#### [WHAT NEEDS TO BE DONE]
Of the lines below, copy those that hold the word "name".

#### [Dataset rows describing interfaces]
[Start of Attachment]

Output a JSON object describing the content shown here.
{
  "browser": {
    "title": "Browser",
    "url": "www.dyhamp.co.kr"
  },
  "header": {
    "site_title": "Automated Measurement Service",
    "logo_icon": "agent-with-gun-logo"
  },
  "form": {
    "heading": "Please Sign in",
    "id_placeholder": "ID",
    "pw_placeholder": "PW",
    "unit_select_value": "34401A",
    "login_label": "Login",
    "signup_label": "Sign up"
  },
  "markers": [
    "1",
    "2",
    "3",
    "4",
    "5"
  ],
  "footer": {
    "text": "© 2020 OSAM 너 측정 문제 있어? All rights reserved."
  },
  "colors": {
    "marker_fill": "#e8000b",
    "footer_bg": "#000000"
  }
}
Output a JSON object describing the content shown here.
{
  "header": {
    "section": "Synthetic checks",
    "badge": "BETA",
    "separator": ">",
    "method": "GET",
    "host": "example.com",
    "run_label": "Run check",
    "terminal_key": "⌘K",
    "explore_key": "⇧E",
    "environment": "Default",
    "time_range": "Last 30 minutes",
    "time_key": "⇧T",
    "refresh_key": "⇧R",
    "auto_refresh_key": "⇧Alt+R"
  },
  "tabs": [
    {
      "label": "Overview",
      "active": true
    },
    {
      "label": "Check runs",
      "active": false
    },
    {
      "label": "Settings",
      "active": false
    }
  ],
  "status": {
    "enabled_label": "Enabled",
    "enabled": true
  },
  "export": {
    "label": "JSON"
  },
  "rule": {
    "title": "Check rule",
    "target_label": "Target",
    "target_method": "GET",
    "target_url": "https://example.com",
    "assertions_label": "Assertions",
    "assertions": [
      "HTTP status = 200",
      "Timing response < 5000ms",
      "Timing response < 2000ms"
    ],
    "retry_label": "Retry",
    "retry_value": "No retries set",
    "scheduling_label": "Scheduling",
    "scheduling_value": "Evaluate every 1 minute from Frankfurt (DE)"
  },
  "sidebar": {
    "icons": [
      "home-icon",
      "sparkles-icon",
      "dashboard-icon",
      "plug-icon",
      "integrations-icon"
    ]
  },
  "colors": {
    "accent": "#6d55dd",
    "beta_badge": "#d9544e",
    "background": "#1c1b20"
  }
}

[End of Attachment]
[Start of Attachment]

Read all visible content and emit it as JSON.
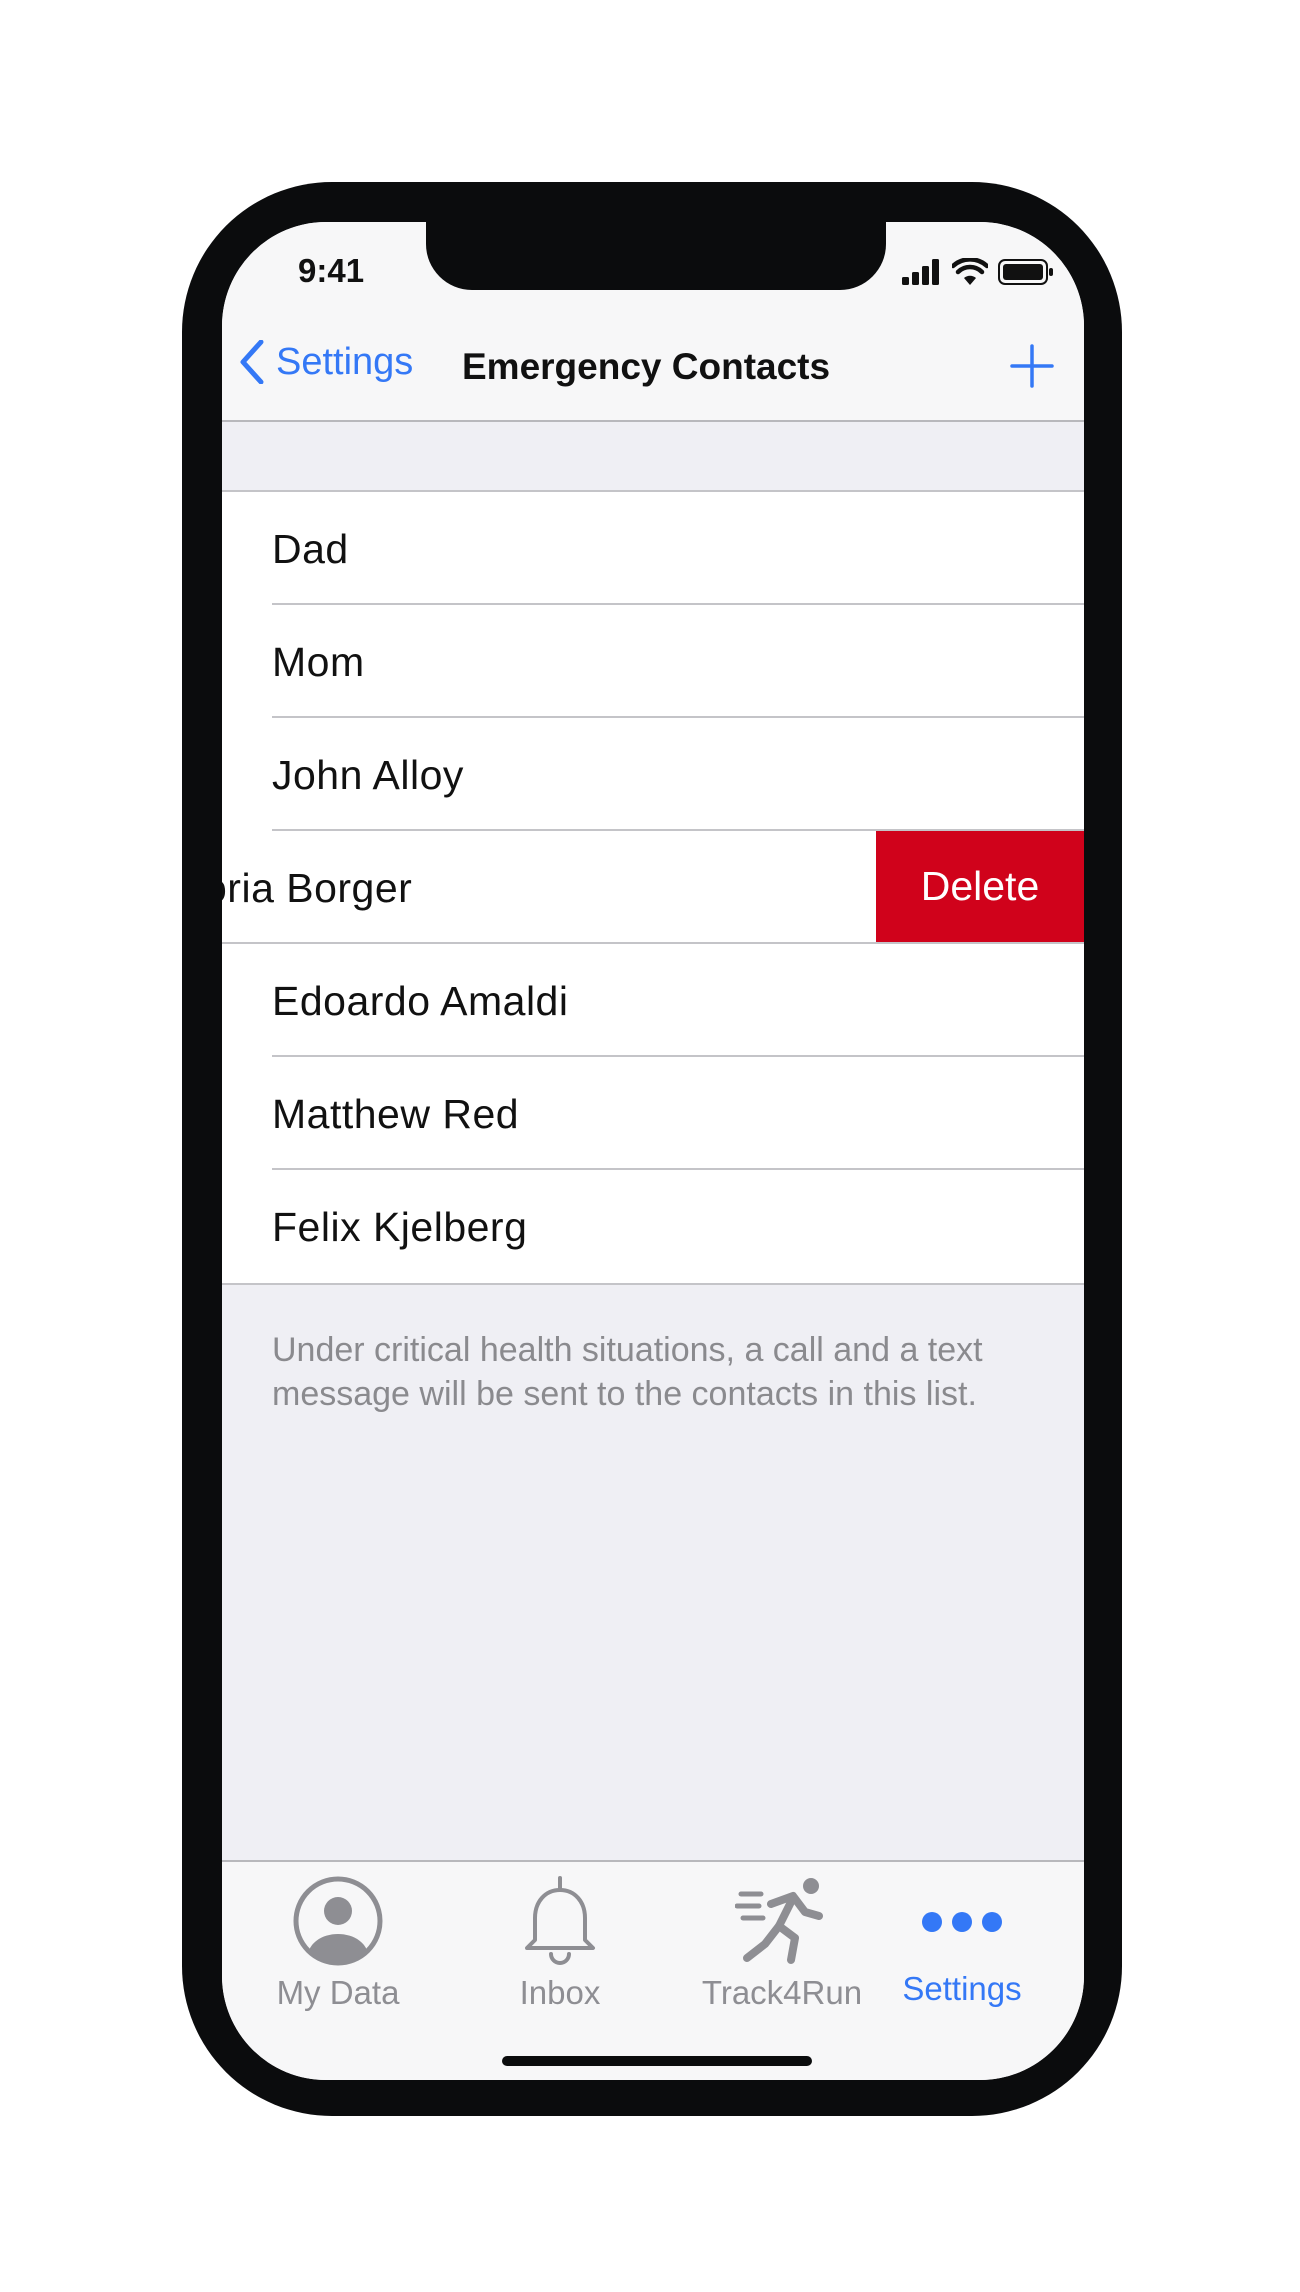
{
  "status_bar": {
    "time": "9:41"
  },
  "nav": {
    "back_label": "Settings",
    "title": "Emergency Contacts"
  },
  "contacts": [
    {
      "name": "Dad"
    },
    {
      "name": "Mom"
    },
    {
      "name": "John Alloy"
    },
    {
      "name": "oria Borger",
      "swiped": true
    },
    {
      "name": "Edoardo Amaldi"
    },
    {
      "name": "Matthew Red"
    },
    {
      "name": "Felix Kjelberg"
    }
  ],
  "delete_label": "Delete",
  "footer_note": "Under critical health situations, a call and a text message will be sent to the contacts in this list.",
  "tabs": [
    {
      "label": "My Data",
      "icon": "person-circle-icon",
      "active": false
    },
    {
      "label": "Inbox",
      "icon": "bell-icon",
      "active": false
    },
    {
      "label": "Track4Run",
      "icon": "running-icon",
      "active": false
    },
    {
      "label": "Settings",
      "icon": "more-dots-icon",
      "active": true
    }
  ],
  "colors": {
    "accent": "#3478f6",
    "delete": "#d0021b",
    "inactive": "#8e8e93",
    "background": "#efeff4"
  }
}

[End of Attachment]

#### [WRITTEN SOLUTION]
      "name": "Dad"
      "name": "Mom"
      "name": "John Alloy"
      "name": "oria Borger",
      "name": "Edoardo Amaldi"
      "name": "Matthew Red"
      "name": "Felix Kjelberg"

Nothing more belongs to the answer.